DIY is all the rage nowadays and everybody likes a quick easy fix. Sink Leaking? Just search YouTube for the suitable plumbing tutorial, go get the suggested tools, and go to work! A plumber would probably be a bit more efficient but then you wouldn’t get that feeling of self-satisfaction that comes with doing it by yourself.
At least, until your sink starts leaking again. Because, as it so happens, in some cases a DIY fix is no replacement for the well-honed skills of a professional.
Sometimes, that’s hard to admit. Ear candling or earwax candling is a perfect example of a DIY fix that individuals keep going back to. It doesn’t really sound very appealing, does it? So, exactly what is ear candling, and how is it maybe not the best thing ever? Well, let’s dig into that.
Ear candling – what is it?
Everybody has had the feeling of a stuffy ear now and then. Sometimes, it occurs when you’re sick and your ear fills with mucus. In other cases, it might occur because you have too much earwax in your ears (and surplus earwax can have a variety of causes). When this happens, you might experience a certain amount of discomfort. You may even experience a temporary loss in your ability to hear. It sort of stinks!
This means that some individuals believe they have encountered what seems to be a natural and novel option: ear candling. The concept is that a special hollow candle is placed in your ear (non-burning end). People imagine that the wax and mucus are pulled out by the combination of heat and pressure changes inside your ear.
Healthcare professionals definitely don’t encourage this technique. Do ear candles really draw wax out? No. There’s absolutely no evidence that ear candling works (particularly not in the way that it’s claimed to work). Almost every single hearing healthcare professional, as a result, will emphatically recommend against utilizing this practice ever. (Does ear candling help with sinus pressure? Also no.)
The FDA also strongly advocates against this practice.
What are the disadvantages of ear candling?
At first, ear candling might feel perfectly safe. It’s a really small flame. And you’re using “specialized” equipment. And there are lots of people online who maintain that it’s perfectly safe. So, how can ear candling be dangerous?
Sadly, there’s no mistaking the fact that ear candling can be absolutely dangerous. What are the negative effects of ear candling? Here are just some of the (possibly painful) ways that ear candling can impact your health:
- You could accidentally pierce your eardrum: Whenever you put something into your ear, you put yourself at risk! Your hearing will suffer significant damage and discomfort if you end up puncturing your eardrum. Often, this is something that must be addressed by a hearing professional.
- Your face could be seriously burned: Look, whenever you’re positioning candles that close to your face, there’s a good possibility you’ll get a burn. Everybody has accidents once in a while. Serious burns on the face are not the only dangers, you could also catch your hair on fire or trickle hot wax into your eye.
- You can leave candle wax behind in your ear: The candle wax can get left behind in your ears even if you don’t get burned. Your hearing can become impacted from this, not to mention the uncomfortableness.

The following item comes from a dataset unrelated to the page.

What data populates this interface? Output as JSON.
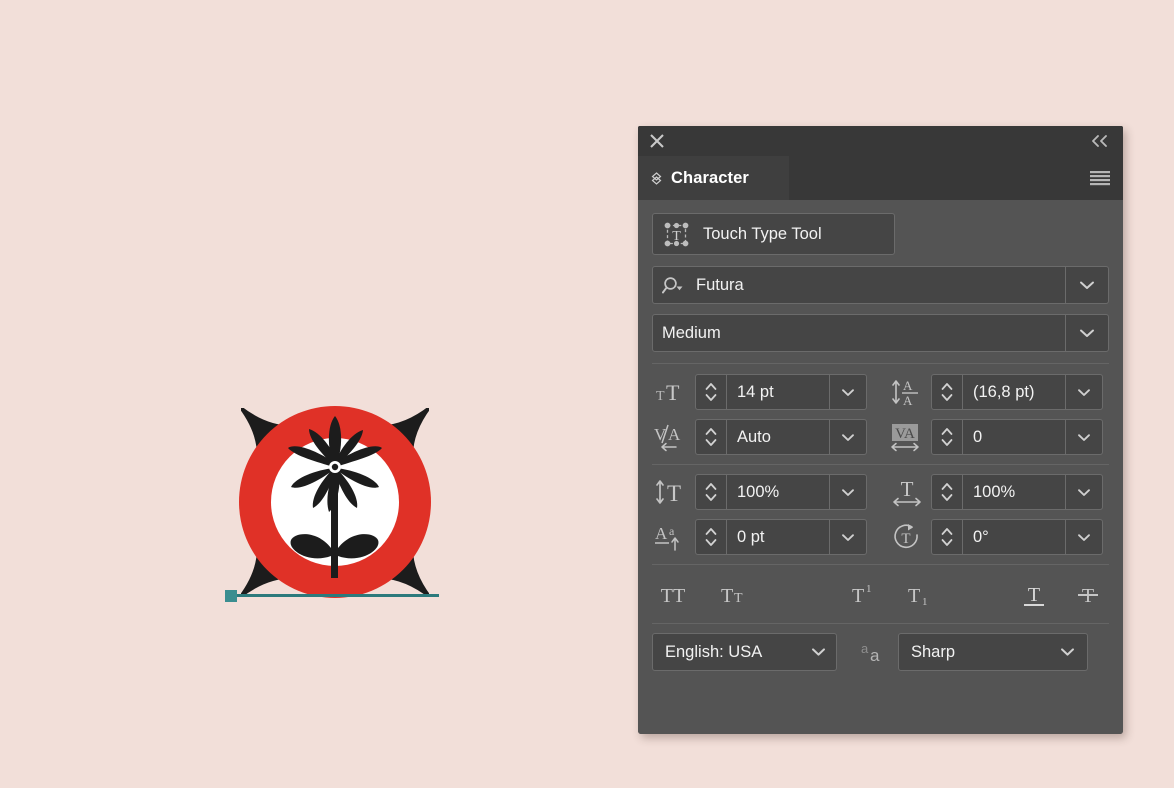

- The earwax can be crammed even further into your ear: In much the same way that sticking a Q-tip in your ear can pack the earwax into an ever-more-dense obstruction, so too can pushing a specialized candle into your ear. Your earwax problem can be worsened by earwax candling, in other words! Other complications, from hearing loss to ear infections can also be the consequence.
- Your ear can be seriously burned: The fire and the melting ear candle wax are extremely hot. If the candle tips or the wax gets where it’s not supposed to, you’re looking at some considerable burning possibilities in your ear (and your ear is a sensitive location).
So, is ear candling recommended by hearing healthcare professionals? No… not even a little! Ultimately, earwax candling isn’t just useless, it’s utterly dangerous.
A better way to handle earwax
Earwax is actually a good thing. It’s helpful for your ears in normal quantities. Issues start when there’s an overabundance of earwax or when it won’t properly drain. So what should you do if making use of a candle is a bad plan?
If you have an earwax obstruction, the best thing to do may be speaking with a hearing specialist. They might recommend some at-home remedies (including using saline or mineral oil to soften the wax, allowing it to sort of run out by itself). But in some instances, they will perform a cleaning for you.
We can remove the wax safely with specialized tools and training.
It’s best to steer clear of things like ear candles and cotton swabs. Unless your hearing specialist says differently, it’s a good plan to never put anything smaller than your finger in your ear.
How to help your ears feel better
Schedule an appointment with us if you have surplus earwax that’s causing you some distress. We will be capable of helping you clear any stubborn earwax out of your ears and get you back to feeling normal.Call Today to Set Up an Appointment